Because these products are offered for conditions that are not amenable to self-diagnosis and treatment by individuals who are not medical practitioners, adequate directions cannot be written so that a layman can use them safely for their intended uses. The labeling of Hrt-Tone,” “Immunaid”, “St. John’s Wort Oil”, “St. John’s Wort”, “Sugarease”, and “Lvr-Tone” fails to bear adequate directions for their intended uses, causing them to be misbranded within the meaning of section 502(f)(1) of the Act [21 U.S.C. § 352(f)(1)].
Even if these products were not promoted with disease claims that make them drugs, “Hrt-Tone”, “St. John’s Wort”, and “Immunaid” would be misbranded dietary supplements. Our review of the labels for these products, which were collected during the inspection, reveals the following violations:
- Your products are misbranded within the meaning of sections 403(i)(1) and 403(s)(2)(B)of the Act in that the labels fail to identify the products using the term “dietary supplement” as part of the statement of identity on the principal display panel, as required by 21 CFR 101.3(a) and (g).
- Your products are misbranded within the meaning of section 403(q)(5)(F) of the Act in that the labels fail to bear nutrition labeling (“Supplement Facts” panel), as required by 21 CFR 101.36.
The violations cited in this letter are not intended to be an all-inclusive list. You are responsible for investigating and determining the causes of the violations identified above and for preventing their recurrence or the occurrence of other violations. It is your responsibility to assure that your firm complies with all requirements of federal law and FDA regulations.
You should take prompt action to correct the violations described above and prevent their future recurrence. Failure to promptly correct these violations may result in legal action without further notice. The Act authorizes the seizure of illegal products and injunctions against manufacturers and distributors of those products [21 U.S.C. §§ 332 and 334].
Please advise this office, in writing, within fifteen (15) working days of the receipt of this letter, as to the specific steps you will take, or have taken, to correct the violations identified in this letter and any other violations of the Act, and to assure that similar violations do not occur. Your response should include an explanation of each step being taken to correct the current violations and prevent similar violations. Include copies of any available documentation demonstrating that corrections have been made. If corrective action cannot be completed within 15 working days, state the reason for the delay and the time within which the corrections will be implemented.
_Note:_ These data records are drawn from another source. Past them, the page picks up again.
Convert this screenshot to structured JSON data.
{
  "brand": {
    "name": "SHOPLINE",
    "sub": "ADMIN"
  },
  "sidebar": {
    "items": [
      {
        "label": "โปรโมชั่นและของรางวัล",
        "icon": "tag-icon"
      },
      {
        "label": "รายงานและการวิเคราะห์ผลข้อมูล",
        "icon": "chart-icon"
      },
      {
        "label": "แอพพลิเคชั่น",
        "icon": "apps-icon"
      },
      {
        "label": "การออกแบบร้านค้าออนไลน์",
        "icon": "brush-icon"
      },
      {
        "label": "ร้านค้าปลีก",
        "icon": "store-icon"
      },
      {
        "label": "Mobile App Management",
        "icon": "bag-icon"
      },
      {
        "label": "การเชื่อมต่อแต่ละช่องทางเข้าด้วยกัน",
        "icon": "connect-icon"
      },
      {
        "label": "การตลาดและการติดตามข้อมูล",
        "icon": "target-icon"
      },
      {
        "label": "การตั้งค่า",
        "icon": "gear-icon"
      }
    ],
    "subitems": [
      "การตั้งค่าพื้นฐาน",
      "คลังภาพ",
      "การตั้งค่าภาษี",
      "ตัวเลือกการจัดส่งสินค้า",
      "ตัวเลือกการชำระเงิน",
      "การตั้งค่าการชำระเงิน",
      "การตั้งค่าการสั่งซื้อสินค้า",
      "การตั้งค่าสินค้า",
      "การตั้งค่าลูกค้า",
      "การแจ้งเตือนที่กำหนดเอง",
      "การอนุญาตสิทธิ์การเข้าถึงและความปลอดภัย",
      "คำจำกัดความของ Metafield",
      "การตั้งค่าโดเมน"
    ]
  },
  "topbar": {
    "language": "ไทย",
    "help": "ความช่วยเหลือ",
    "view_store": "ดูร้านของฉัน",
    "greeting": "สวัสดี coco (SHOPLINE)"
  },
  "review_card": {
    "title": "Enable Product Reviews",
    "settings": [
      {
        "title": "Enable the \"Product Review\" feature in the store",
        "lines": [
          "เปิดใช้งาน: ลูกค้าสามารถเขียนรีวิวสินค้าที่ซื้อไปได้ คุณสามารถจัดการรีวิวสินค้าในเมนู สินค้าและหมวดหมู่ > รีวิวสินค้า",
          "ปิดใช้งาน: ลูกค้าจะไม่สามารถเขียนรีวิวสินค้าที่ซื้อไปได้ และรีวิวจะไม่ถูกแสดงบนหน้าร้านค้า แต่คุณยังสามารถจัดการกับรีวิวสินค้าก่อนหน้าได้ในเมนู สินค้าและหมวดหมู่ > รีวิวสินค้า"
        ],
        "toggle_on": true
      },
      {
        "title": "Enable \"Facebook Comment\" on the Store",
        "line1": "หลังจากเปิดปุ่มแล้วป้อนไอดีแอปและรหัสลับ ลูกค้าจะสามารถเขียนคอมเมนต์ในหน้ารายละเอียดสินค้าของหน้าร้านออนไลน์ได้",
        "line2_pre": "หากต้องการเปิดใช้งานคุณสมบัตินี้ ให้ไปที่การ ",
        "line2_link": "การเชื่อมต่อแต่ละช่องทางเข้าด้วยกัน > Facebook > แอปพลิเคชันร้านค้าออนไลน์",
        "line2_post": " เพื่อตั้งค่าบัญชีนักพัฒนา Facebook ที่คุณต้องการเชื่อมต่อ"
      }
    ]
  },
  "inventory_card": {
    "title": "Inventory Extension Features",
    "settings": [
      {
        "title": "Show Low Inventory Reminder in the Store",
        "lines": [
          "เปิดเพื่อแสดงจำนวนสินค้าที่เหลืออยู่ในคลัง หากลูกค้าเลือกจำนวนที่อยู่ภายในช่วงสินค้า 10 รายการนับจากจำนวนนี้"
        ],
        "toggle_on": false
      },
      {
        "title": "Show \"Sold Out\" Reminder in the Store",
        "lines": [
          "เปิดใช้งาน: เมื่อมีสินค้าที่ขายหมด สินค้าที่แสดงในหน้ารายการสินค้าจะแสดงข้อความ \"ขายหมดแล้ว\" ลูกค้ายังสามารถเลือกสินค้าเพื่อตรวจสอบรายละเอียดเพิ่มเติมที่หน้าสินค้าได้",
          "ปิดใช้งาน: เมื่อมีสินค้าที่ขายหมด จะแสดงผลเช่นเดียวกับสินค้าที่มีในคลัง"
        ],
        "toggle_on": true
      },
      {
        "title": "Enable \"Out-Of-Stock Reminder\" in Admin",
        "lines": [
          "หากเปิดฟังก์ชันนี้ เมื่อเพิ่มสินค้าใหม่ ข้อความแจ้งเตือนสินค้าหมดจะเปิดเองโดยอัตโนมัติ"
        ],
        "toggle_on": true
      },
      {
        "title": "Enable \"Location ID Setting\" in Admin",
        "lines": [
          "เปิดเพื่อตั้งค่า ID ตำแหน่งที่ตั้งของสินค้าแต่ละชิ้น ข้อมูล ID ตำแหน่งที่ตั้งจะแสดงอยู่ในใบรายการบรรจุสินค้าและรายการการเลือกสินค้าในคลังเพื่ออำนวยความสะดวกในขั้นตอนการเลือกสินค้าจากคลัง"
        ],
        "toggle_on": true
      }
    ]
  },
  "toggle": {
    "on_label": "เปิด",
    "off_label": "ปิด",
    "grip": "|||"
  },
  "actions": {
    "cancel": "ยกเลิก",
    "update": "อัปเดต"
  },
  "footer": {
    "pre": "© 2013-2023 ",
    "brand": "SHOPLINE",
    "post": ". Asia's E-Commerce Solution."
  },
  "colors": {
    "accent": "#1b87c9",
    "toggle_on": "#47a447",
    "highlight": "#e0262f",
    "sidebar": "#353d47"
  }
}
Please direct your response to Nadine Nanko Johnson, Compliance Officer, Food and Drug Administration, at the above letterhead address.
John W. Thorsky
This page was posted on July 19, 2010.